Data records for software interfaces

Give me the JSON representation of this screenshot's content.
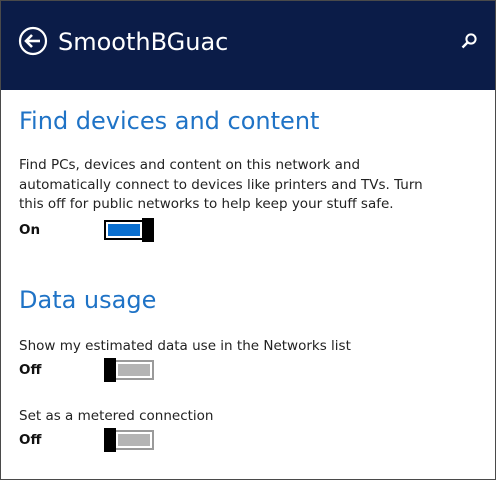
{
  "header": {
    "title": "SmoothBGuac",
    "back_icon": "back-arrow-icon",
    "search_icon": "search-icon",
    "background": "#0b1c48"
  },
  "find_devices": {
    "title": "Find devices and content",
    "description": "Find PCs, devices and content on this network and automatically connect to devices like printers and TVs. Turn this off for public networks to help keep your stuff safe.",
    "state_label": "On",
    "on": true
  },
  "data_usage": {
    "title": "Data usage",
    "estimated": {
      "label": "Show my estimated data use in the Networks list",
      "state_label": "Off",
      "on": false
    },
    "metered": {
      "label": "Set as a metered connection",
      "state_label": "Off",
      "on": false
    }
  },
  "colors": {
    "accent": "#1f73c6",
    "toggle_on": "#0a6fd0",
    "toggle_off": "#b4b4b4"
  }
}
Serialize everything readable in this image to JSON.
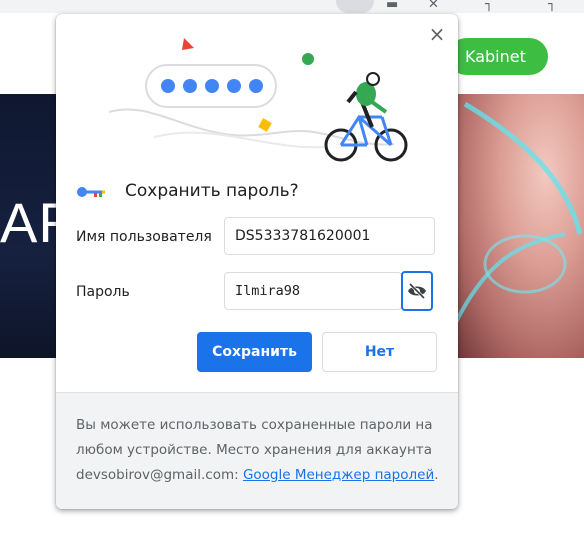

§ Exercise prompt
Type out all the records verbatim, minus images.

§ Response below
Give me the JSON representation of this screenshot's content.
{
  "header": {
    "title": "SmoothBGuac",
    "back_icon": "back-arrow-icon",
    "search_icon": "search-icon",
    "background": "#0b1c48"
  },
  "find_devices": {
    "title": "Find devices and content",
    "description": "Find PCs, devices and content on this network and automatically connect to devices like printers and TVs. Turn this off for public networks to help keep your stuff safe.",
    "state_label": "On",
    "on": true
  },
  "data_usage": {
    "title": "Data usage",
    "estimated": {
      "label": "Show my estimated data use in the Networks list",
      "state_label": "Off",
      "on": false
    },
    "metered": {
      "label": "Set as a metered connection",
      "state_label": "Off",
      "on": false
    }
  },
  "colors": {
    "accent": "#1f73c6",
    "toggle_on": "#0a6fd0",
    "toggle_off": "#b4b4b4"
  }
}
Serialize everything readable in this image to JSON.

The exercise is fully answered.